Many people get their wisdom teeth removed as teenagers. Others wait until adulthood. A study of more than 4,000 adults looked at which adults were most likely to have problems after this surgery. Wisdom teeth also are known as third molars.
Researchers from the Harvard School of Dental Medicine did the study. The average age of people in the study was 40.
Infection and dry socket are the most common problems that occur after wisdom tooth removal. In dry socket, the blood clot falls out of the hole where the tooth used to be. Dry socket is painful and can last for weeks.
Some people in the study had impacted wisdom teeth or partially impacted wisdom teeth. An impacted tooth is under the gum and bone and cannot come in properly.
People with impacted wisdom teeth were up to six times as likely to have infection and dry socket after surgery as people who had wisdom teeth that already had come in. Those with bone-impacted teeth were the most likely to have infections or dry socket after surgery.
People who had an infection around their wisdom teeth before surgery were more likely to have an infection after surgery. People who had other things wrong with their wisdom teeth (such as cavities) were three times as likely to have infection or dry socket afterward.

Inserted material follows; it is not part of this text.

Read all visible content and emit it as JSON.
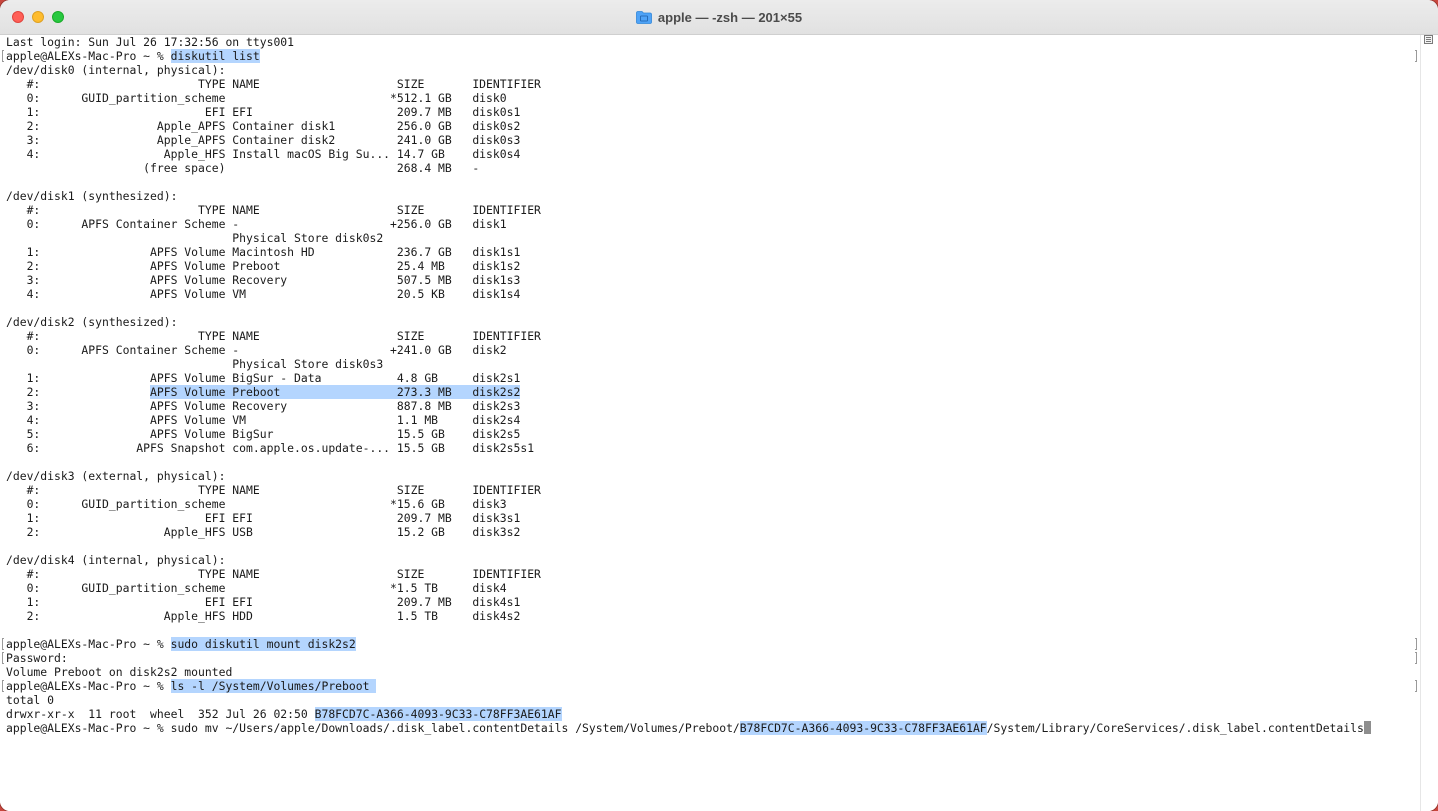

Wisdom teeth are easier to remove in younger people, and recovery is faster. For most people, the wisdom teeth do not cause problems and do not need extraction. In people with no symptoms, an oral surgeon will weigh risks and benefits before deciding on surgery.